I’m honestly incredibly burned out. The self-advocacy that’s required in the health care system and publishing in life under capitalism—it’s all geared toward burnout. That’s how I’m feeling now. And it’s such a bizarre thing because you get to Mount Everest, to the peak of survivorship where I wrote the book, did the stem cell transplant, did all the things. Yet, I don’t necessarily get to enjoy the health of it. I’m obviously incredibly grateful for where I’m at right now, but it’s kind of maintaining this double-edged sword.

While the book is about cancer, it’s also about relationships. What effect did leukemia have on your relationships? 

I felt a lot of projections from people on how one should be a cancer patient. There’s no real guidebook on how to navigate cancer while treating everyone involved with dignity— whether it’s family, friends, the person that you’re in a relationship with, or people that you’re in relationships with. Ultimately, I found I was juggling everyone’s expectations, and a lot of them were silent, too. We’re all in this vacuum of assumptions.

Cancer ruptures a lot of personal traumas for people about their own relationships with cancer, illness, and disability. Compared to when I was 23, I have a lot more empathy now. That doesn’t mean certain things I experienced were OK. But now I realize no one knows how to handle cancer. No one knows how to handle illness. Even with the ongoing Covid pandemic, which is a mass-disabling event, and the genocides that are happening, we don’t know how to work through the grief that comes with these things. As a society, we need to question how we embrace grief and how we’re told not to. 

Bless the Blood goes beyond the traditional format of a memoir, in that it’s composed of poetry and short stories. Why did you decide to write your memoir in this fashion, and how do you feel your story is served through the use of these genres?
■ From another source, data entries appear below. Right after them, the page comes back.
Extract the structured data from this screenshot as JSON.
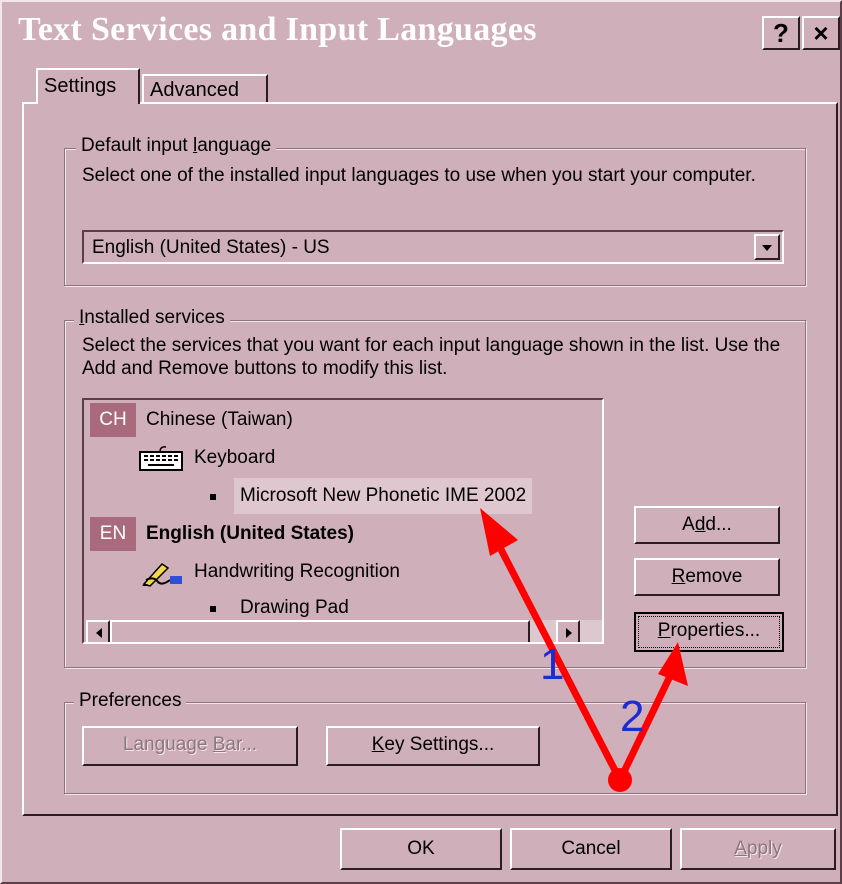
{
  "window": {
    "title": "Text Services and Input Languages",
    "help_label": "?",
    "close_label": "×"
  },
  "tabs": [
    {
      "label": "Settings",
      "selected": true
    },
    {
      "label": "Advanced",
      "selected": false
    }
  ],
  "default_input": {
    "group_label_prefix": "Default input ",
    "group_label_mnemonic": "l",
    "group_label_suffix": "anguage",
    "description": "Select one of the installed input languages to use when you start your computer.",
    "selected_value": "English (United States) - US"
  },
  "installed_services": {
    "group_label_prefix": "",
    "group_label_mnemonic": "I",
    "group_label_suffix": "nstalled services",
    "description": "Select the services that you want for each input language shown in the list. Use the Add and Remove buttons to modify this list.",
    "tree": [
      {
        "badge": "CH",
        "label": "Chinese (Taiwan)"
      },
      {
        "label": "Keyboard",
        "icon": "keyboard-icon"
      },
      {
        "label": "Microsoft New Phonetic IME 2002",
        "selected": true
      },
      {
        "badge": "EN",
        "label": "English (United States)",
        "bold": true
      },
      {
        "label": "Handwriting Recognition",
        "icon": "pen-icon"
      },
      {
        "label": "Drawing Pad"
      }
    ],
    "buttons": {
      "add_prefix": "A",
      "add_mnemonic": "d",
      "add_suffix": "d...",
      "remove_prefix": "",
      "remove_mnemonic": "R",
      "remove_suffix": "emove",
      "properties_prefix": "",
      "properties_mnemonic": "P",
      "properties_suffix": "roperties..."
    }
  },
  "preferences": {
    "group_label": "Preferences",
    "language_bar_prefix": "Language ",
    "language_bar_mnemonic": "B",
    "language_bar_suffix": "ar...",
    "key_settings_prefix": "",
    "key_settings_mnemonic": "K",
    "key_settings_suffix": "ey Settings..."
  },
  "dialog_buttons": {
    "ok": "OK",
    "cancel": "Cancel",
    "apply_prefix": "",
    "apply_mnemonic": "A",
    "apply_suffix": "pply"
  },
  "annotations": {
    "label_1": "1",
    "label_2": "2",
    "arrow_color": "#ff0000",
    "label_color": "#1c2bd2"
  },
  "colors": {
    "face": "#cfafb9",
    "badge": "#a86a7c",
    "selection": "#dfc7cf"
  }
}
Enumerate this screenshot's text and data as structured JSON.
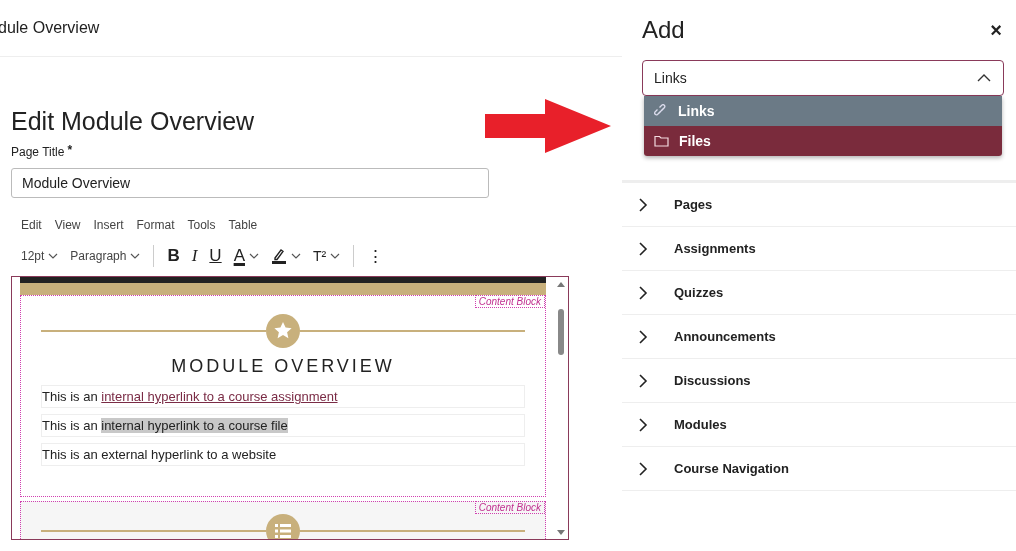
{
  "header": {
    "title": "dule Overview"
  },
  "page_heading": "Edit Module Overview",
  "page_title_field": {
    "label": "Page Title",
    "required_mark": "*",
    "value": "Module Overview"
  },
  "menu_bar": [
    "Edit",
    "View",
    "Insert",
    "Format",
    "Tools",
    "Table"
  ],
  "toolbar": [
    {
      "kind": "dropdown",
      "label": "12pt"
    },
    {
      "kind": "dropdown",
      "label": "Paragraph"
    },
    {
      "kind": "divider"
    },
    {
      "kind": "bold",
      "label": "B"
    },
    {
      "kind": "italic",
      "label": "I"
    },
    {
      "kind": "underline",
      "label": "U"
    },
    {
      "kind": "color",
      "label": "A"
    },
    {
      "kind": "highlight"
    },
    {
      "kind": "glyph-caret",
      "label": "T²"
    },
    {
      "kind": "divider"
    },
    {
      "kind": "more",
      "label": "⋮"
    }
  ],
  "editor": {
    "blocks": [
      {
        "tag": "Content Block",
        "kind": "star",
        "heading": "MODULE OVERVIEW",
        "paragraphs": [
          [
            {
              "kind": "plain",
              "text": "This is an "
            },
            {
              "kind": "link",
              "text": "internal hyperlink to a course assignment"
            }
          ],
          [
            {
              "kind": "plain",
              "text": "This is an "
            },
            {
              "kind": "selected",
              "text": "internal hyperlink to a course file"
            }
          ],
          [
            {
              "kind": "plain",
              "text": "This is an external hyperlink to a website"
            }
          ]
        ]
      },
      {
        "tag": "Content Block",
        "kind": "list"
      }
    ]
  },
  "panel": {
    "title": "Add",
    "close": "×",
    "select": {
      "value": "Links",
      "expanded": true,
      "options": [
        {
          "label": "Links",
          "kind": "link",
          "selected": true,
          "hovered": false
        },
        {
          "label": "Files",
          "kind": "folder",
          "selected": false,
          "hovered": true
        }
      ]
    },
    "sections": [
      {
        "label": "Pages",
        "expanded": false
      },
      {
        "label": "Assignments",
        "expanded": false
      },
      {
        "label": "Quizzes",
        "expanded": false
      },
      {
        "label": "Announcements",
        "expanded": false
      },
      {
        "label": "Discussions",
        "expanded": false
      },
      {
        "label": "Modules",
        "expanded": false
      },
      {
        "label": "Course Navigation",
        "expanded": false
      }
    ]
  }
}
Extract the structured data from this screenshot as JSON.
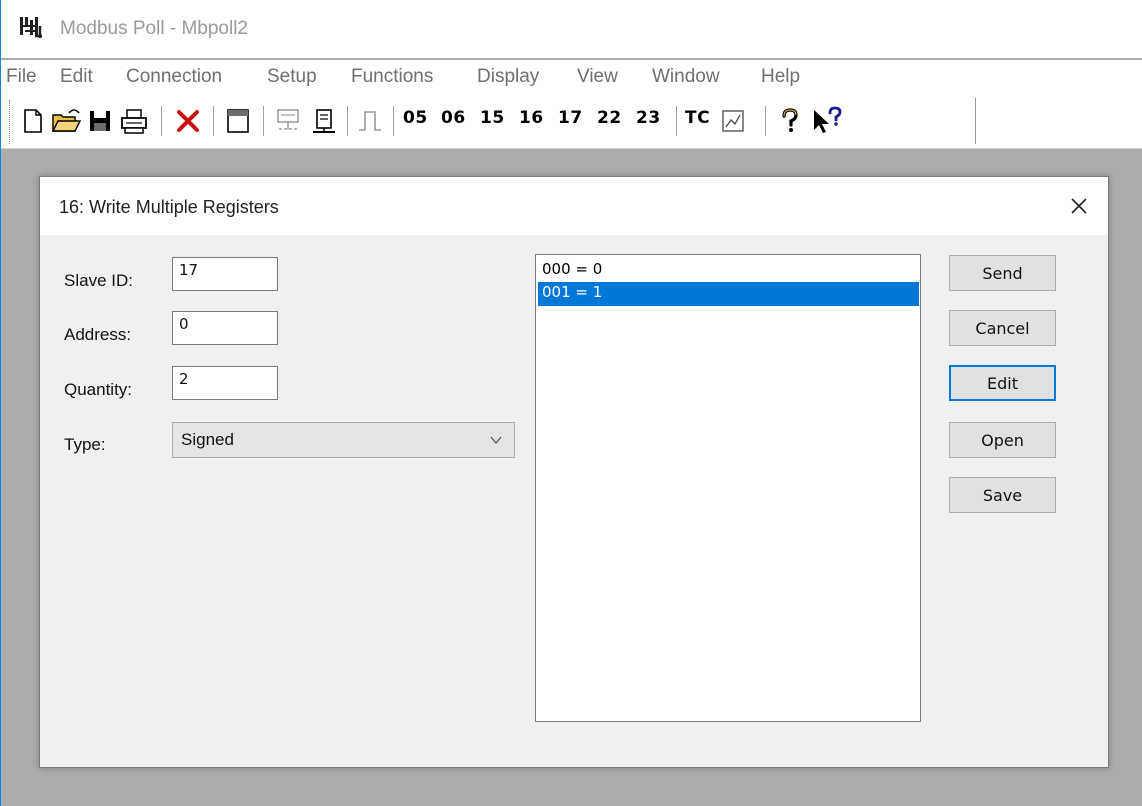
{
  "window": {
    "title": "Modbus Poll - Mbpoll2",
    "app_icon": "modbus-poll-icon"
  },
  "menu": [
    "File",
    "Edit",
    "Connection",
    "Setup",
    "Functions",
    "Display",
    "View",
    "Window",
    "Help"
  ],
  "toolbar": {
    "icons": [
      "new-document-icon",
      "open-folder-icon",
      "save-disk-icon",
      "print-icon",
      "delete-x-icon",
      "window-icon",
      "connect-icon",
      "disconnect-icon",
      "pulse-icon"
    ],
    "function_codes": [
      "05",
      "06",
      "15",
      "16",
      "17",
      "22",
      "23"
    ],
    "tc_label": "TC",
    "help_icons": [
      "help-icon",
      "context-help-icon"
    ]
  },
  "dialog": {
    "title": "16: Write Multiple Registers",
    "slave_id_label": "Slave ID:",
    "slave_id_value": "17",
    "address_label": "Address:",
    "address_value": "0",
    "quantity_label": "Quantity:",
    "quantity_value": "2",
    "type_label": "Type:",
    "type_value": "Signed",
    "registers": [
      {
        "text": "000 = 0",
        "selected": false
      },
      {
        "text": "001 = 1",
        "selected": true
      }
    ],
    "buttons": {
      "send": "Send",
      "cancel": "Cancel",
      "edit": "Edit",
      "open": "Open",
      "save": "Save"
    }
  },
  "colors": {
    "accent": "#0078d7",
    "window_border": "#1883d7",
    "workspace": "#ababab",
    "delete_icon": "#cc1111"
  }
}
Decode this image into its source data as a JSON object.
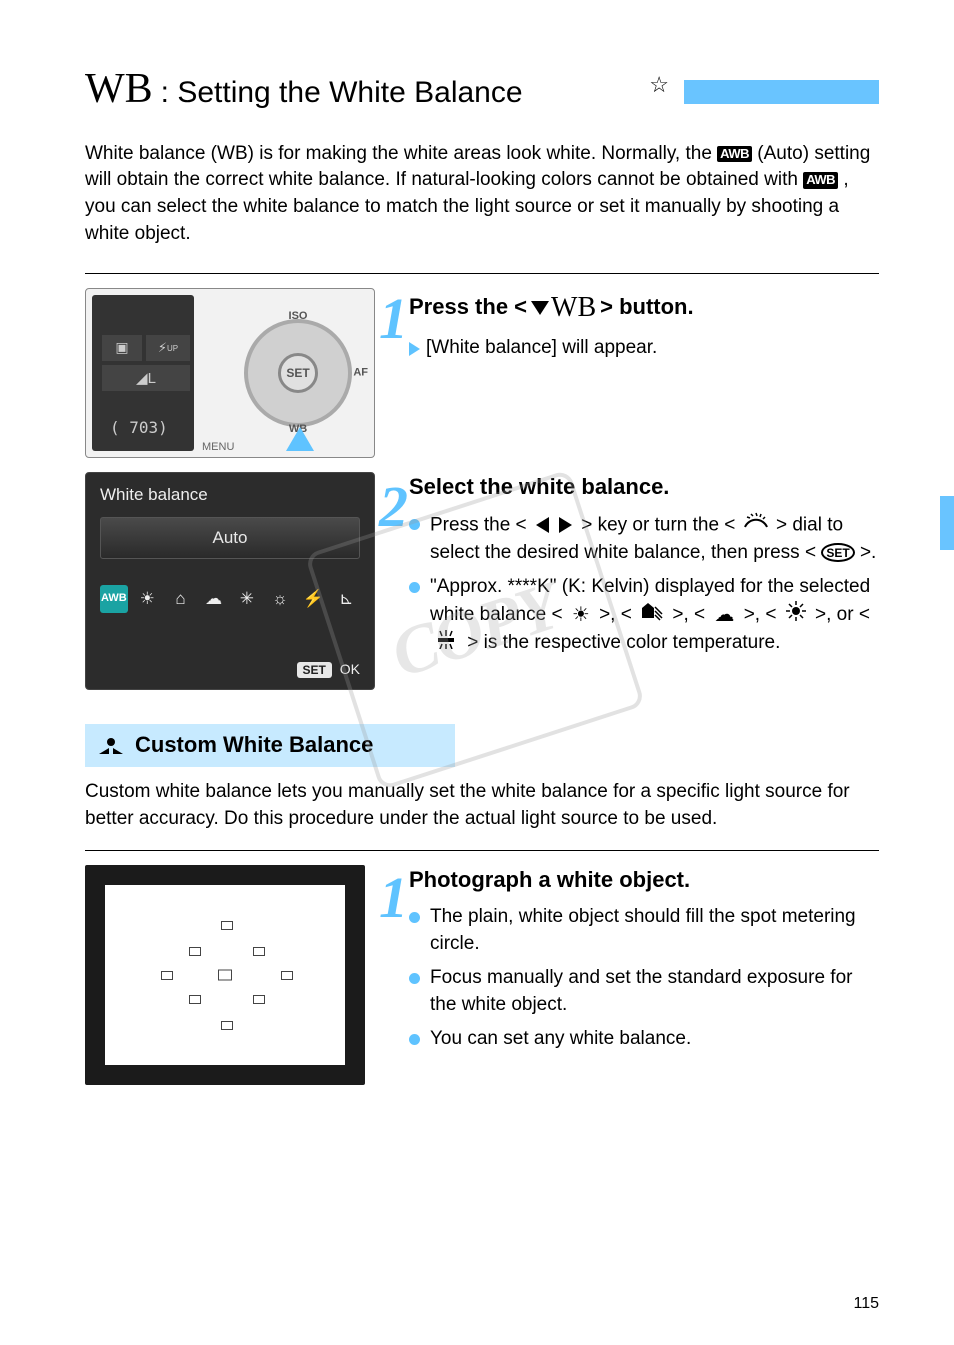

To be honest, I just know my strengths and skills. I grew up as a performance poet. I grew up writing short stories. I knew I could do poetry and short-form stories. When writing about a dense topic like cancer, I wanted to do so in a way that would hold young people’s attention, because this book is geared toward youth. And with poetry and short-form stories, you can pick the book up and put it down. I want young people to be able to do that. I wanted that level of accessibility.

It was never on my bingo card to write a book—never, ever. If you told me at age 19 or 20 that this would be happening, I’d be like, What is a performance poet doing publishing a memoir? But a lot of performance poetry and spoken word doesn’t subscribe to the rules of academia and other literature. I think that freed me in writing this book. That’s one part of it. The other part is that there’s this elasticity that comes with poetry and short stories because all of these are snapshots of feelings.

What do you hope that cancer survivors and survivors of violence, and those with no experience of cancer or violence, will get from reading Bless the Blood?

I’m proud that this book confronts emotions, that it confronts reality. It will make you feel something, whether you move through the world looking like me or not. I hope it touches on a deep vulnerability—that someone feels open to that vulnerability within them, especially in the times we’re living in. And I hope there’s some level of change and transformation.

Gina Murrell is a Black queer librarian, writer, and copy editor in New York.